“The scenario of a sharp devaluation is not being considered, and in principle that’s correct,” economist Olzhas Khudaybergenov, a former adviser to Kelimbetov, wrote on his Facebook page.
Khudaybergenov predicted a slow depreciation of 0.5-1 tenge per month, with the currency reaching the upper limit of the new corridor (198 tenge) in about a year.
The calm with which the news was received contrasted with the last devaluation in 2014, when the tenge lost nearly 20% of its value in a single day, sparking public anger that escalated into small-scale unrest in Almaty.
The US government has secured the right to seize $300 million in allegedly illicit proceeds from an “international conspiracy” involving a relative of Uzbek strongman Islam Karimov.
A US Federal Court in New York issued the ruling July 9. The Department of Justice successfully argued that the seized funds are connected to a case involving alleged bribery and money laundering in Uzbekistan’s telecoms sector, Bloomberg reported.
The funds are in accounts in Belgium, Ireland, and Luxemburg held at Bank of New York Mellon, which declined to comment to EurasiaNet.org when the complaint was filed late in June.
The complaint alleges that illicit payments were made by two telecoms companies, Russia’s MTS and Amsterdam-based VimpelCom, to curry influence and secure favorable decisions to operate in Uzbekistan’s telecommunications sector.

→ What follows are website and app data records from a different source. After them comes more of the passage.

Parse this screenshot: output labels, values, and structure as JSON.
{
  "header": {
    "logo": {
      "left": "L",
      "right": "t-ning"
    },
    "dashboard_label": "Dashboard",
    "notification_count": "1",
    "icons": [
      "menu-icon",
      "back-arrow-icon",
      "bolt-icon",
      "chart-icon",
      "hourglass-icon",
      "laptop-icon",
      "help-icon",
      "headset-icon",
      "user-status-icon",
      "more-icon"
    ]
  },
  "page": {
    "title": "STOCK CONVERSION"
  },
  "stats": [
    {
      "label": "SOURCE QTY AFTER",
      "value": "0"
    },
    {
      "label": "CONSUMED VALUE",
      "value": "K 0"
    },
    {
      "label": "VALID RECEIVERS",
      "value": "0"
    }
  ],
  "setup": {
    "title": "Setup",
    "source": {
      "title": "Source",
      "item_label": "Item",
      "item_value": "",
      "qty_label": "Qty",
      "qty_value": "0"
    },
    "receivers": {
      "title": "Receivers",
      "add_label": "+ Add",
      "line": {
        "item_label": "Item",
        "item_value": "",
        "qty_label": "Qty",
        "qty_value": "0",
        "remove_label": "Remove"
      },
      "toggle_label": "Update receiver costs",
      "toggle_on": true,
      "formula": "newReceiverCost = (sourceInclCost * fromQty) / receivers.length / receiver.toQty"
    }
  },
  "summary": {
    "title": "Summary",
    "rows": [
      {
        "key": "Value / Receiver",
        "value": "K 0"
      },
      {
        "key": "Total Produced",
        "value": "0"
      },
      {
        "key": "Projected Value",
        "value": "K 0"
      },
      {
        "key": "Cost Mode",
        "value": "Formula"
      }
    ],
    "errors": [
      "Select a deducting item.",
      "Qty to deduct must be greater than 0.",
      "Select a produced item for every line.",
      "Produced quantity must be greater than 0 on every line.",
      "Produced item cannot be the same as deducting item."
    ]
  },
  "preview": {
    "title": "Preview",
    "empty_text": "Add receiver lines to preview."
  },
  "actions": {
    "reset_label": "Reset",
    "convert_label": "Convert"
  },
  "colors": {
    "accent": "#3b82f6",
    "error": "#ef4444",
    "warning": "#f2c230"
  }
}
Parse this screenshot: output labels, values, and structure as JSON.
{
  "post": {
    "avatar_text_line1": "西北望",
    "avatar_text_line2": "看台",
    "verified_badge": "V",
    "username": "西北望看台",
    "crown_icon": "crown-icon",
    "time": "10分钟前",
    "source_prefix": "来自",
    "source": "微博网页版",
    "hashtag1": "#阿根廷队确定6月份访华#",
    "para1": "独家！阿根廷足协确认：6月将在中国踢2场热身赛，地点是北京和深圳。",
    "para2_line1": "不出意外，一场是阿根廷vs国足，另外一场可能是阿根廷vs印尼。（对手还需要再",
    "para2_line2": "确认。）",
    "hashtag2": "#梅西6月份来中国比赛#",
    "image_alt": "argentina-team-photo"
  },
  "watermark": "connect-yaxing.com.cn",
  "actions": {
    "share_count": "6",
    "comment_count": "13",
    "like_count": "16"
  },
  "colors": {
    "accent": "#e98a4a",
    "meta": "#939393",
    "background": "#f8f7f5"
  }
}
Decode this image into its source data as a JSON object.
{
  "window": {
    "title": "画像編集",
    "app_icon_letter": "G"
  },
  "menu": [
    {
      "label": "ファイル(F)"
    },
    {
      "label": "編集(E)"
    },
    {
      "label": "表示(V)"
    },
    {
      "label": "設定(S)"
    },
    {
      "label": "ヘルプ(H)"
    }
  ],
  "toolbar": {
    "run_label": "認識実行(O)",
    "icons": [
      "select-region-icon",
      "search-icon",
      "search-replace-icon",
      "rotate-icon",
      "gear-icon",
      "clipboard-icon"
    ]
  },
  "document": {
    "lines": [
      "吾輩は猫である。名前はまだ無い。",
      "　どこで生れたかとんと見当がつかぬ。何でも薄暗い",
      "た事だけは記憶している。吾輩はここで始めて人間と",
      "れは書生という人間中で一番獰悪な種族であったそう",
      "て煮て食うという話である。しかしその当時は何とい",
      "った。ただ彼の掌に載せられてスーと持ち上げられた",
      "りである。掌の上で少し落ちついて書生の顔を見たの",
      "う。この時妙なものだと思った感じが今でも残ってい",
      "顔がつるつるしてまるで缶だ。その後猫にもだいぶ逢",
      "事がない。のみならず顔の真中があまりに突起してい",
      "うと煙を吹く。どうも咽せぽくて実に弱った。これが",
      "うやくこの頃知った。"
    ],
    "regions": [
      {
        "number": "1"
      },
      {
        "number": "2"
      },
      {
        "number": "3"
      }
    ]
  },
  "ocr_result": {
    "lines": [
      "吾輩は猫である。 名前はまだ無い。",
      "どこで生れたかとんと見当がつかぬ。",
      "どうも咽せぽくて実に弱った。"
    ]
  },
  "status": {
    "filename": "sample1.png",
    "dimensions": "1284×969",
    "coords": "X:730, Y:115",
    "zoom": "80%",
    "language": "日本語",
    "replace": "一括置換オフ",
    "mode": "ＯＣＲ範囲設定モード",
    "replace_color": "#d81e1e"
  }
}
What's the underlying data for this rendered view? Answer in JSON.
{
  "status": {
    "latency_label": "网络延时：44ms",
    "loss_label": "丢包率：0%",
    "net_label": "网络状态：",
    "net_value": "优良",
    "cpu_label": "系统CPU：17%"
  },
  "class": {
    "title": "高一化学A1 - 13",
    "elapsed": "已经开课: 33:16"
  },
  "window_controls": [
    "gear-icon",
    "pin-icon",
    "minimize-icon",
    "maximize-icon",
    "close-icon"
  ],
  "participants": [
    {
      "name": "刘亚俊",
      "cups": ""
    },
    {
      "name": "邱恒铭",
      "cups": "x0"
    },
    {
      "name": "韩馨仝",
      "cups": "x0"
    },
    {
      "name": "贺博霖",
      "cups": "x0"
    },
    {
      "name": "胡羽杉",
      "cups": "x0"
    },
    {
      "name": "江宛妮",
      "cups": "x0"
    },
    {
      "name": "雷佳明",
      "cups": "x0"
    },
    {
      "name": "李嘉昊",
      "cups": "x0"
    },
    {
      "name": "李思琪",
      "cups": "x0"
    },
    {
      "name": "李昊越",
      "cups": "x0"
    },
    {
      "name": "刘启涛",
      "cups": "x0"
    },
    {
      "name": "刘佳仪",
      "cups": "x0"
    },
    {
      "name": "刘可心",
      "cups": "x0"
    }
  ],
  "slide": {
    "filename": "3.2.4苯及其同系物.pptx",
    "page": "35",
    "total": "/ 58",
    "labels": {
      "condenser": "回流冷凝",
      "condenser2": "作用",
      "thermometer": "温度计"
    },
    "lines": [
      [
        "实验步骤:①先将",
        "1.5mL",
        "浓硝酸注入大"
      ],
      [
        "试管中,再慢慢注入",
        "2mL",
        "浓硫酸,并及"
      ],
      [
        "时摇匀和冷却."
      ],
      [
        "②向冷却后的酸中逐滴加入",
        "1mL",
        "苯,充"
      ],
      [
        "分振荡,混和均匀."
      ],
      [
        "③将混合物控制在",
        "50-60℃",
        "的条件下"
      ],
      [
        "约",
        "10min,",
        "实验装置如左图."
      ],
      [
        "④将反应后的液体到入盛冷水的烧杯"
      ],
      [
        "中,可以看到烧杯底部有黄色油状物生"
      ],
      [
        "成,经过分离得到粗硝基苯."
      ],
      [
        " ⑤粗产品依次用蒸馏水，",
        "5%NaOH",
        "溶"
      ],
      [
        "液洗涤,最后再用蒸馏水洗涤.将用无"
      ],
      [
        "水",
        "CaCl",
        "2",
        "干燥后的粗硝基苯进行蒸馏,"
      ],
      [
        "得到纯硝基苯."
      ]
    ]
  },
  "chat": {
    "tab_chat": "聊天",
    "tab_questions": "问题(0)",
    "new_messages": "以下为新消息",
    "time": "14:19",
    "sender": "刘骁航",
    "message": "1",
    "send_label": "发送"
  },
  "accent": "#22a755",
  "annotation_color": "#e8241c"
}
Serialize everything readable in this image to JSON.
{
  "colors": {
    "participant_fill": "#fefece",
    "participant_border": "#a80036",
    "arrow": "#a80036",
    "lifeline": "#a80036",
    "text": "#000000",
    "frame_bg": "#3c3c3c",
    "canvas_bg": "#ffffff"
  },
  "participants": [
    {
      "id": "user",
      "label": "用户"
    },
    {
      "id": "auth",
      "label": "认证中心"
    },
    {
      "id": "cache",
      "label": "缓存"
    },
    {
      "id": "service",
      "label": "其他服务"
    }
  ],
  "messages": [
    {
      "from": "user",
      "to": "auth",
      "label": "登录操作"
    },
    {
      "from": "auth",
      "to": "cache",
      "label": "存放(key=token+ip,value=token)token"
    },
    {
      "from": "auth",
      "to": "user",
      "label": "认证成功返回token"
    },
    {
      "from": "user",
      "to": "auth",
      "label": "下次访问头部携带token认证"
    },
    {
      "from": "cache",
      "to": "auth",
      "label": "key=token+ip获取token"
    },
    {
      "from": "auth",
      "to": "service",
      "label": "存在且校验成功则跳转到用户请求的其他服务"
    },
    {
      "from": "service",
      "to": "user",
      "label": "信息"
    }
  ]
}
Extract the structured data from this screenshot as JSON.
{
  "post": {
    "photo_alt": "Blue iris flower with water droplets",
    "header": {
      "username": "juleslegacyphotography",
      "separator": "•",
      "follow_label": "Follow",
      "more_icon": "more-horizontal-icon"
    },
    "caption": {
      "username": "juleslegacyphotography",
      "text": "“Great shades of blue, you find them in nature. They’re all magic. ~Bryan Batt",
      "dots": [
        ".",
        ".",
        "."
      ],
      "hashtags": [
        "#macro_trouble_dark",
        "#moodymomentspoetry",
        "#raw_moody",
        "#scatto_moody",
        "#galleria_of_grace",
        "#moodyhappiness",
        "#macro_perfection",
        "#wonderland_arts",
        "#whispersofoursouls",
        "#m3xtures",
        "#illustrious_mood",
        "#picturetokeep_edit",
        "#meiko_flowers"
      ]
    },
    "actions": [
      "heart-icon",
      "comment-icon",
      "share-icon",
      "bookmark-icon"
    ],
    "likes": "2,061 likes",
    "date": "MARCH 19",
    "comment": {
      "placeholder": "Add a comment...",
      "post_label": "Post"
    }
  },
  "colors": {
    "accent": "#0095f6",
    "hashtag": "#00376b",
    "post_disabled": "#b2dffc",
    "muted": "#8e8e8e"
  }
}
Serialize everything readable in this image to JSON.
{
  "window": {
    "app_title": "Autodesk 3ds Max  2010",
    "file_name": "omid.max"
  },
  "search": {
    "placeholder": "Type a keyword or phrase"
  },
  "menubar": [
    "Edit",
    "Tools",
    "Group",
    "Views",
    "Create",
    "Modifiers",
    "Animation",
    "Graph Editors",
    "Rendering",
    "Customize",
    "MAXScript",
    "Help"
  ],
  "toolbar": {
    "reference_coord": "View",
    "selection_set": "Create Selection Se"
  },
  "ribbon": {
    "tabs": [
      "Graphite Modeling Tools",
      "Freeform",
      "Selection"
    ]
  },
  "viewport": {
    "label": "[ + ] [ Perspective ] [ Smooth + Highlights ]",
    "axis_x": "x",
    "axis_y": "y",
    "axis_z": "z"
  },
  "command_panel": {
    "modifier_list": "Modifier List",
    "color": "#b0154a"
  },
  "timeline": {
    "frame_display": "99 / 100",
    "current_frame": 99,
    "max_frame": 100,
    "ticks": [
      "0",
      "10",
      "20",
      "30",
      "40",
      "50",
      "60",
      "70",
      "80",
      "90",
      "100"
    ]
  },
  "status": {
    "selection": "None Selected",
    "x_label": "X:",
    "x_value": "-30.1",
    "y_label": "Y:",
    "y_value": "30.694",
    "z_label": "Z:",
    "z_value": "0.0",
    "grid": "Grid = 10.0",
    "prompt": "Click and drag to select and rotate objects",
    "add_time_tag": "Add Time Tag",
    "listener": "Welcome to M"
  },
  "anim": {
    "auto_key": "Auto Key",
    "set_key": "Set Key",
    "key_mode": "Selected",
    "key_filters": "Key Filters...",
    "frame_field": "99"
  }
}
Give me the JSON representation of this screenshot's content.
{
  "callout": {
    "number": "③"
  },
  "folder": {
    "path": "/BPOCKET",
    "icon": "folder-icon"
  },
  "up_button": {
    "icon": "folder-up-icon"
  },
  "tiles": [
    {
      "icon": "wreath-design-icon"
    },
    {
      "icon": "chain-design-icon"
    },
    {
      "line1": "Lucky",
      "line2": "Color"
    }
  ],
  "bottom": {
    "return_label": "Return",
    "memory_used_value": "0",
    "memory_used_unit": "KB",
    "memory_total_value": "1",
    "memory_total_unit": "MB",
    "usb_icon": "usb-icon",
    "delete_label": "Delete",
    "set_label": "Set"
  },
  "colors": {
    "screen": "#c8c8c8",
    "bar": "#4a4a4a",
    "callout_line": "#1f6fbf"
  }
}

VimpelCom is cooperating with the investigation, a spokesperson told EurasiaNet.org last month. MTS declined to comment.
The chief beneficiary, who is unnamed in the complaint, was a “close relative” of Karimov’s, the US complaint alleges. It characterizes the individual as “GOVERNMENT OFFICIAL A,” who previously “held several positions in the Uzbek government.”
Gulnara Karimova, the president’s eldest daughter who is under house arrest in Uzbekistan on corruption charges, has previously been named as a suspect in a money-laundering probe in Switzerland involving payments in Uzbekistan’s telecoms sector, which is linked to an ongoing bribery probe in Sweden.
Uzbek officials brushed aside criticism during a two-day session of a UN human rights panel, claiming that the international community is exaggerating some alleged abuses, such as forced sterilization and religious persecution.
The Uzbekistani delegation faced tough questions on a wide array of issues during the UN Human Rights Committee hearings on July 8-9. Forced and child labor in the cotton sector “were discussed at length,” a summary of proceedings posted on the UN committee’s website stated. Other issues raised included torture, gay rights, forced sterilization and freedom of speech.
Allegations of abuses were highlighted in a report published during the run-up to the UN review by the International Partnership for Human Rights, a Brussels-based NGO that asserted “fundamental rights and freedoms of individuals continue to be routinely violated in Uzbekistan.”
Islam Jasimov, a department head at Uzbekistan’s Prosecutor General’s Office, presented the government’s report. He defended Tashkent’s record on child labor, pointing to “progress” that “had been received very positively” by the International Labor Organization (ILO).
Since 2012, Tashkent has prohibited the use of child labor in the cotton harvest, but rights campaigners say this has simply shifted the burden to adults. Roughly 4 million were pressed into service to help gather the harvest last fall, according to the Cotton Campaign, a coalition pushing to end forced labor in the sector.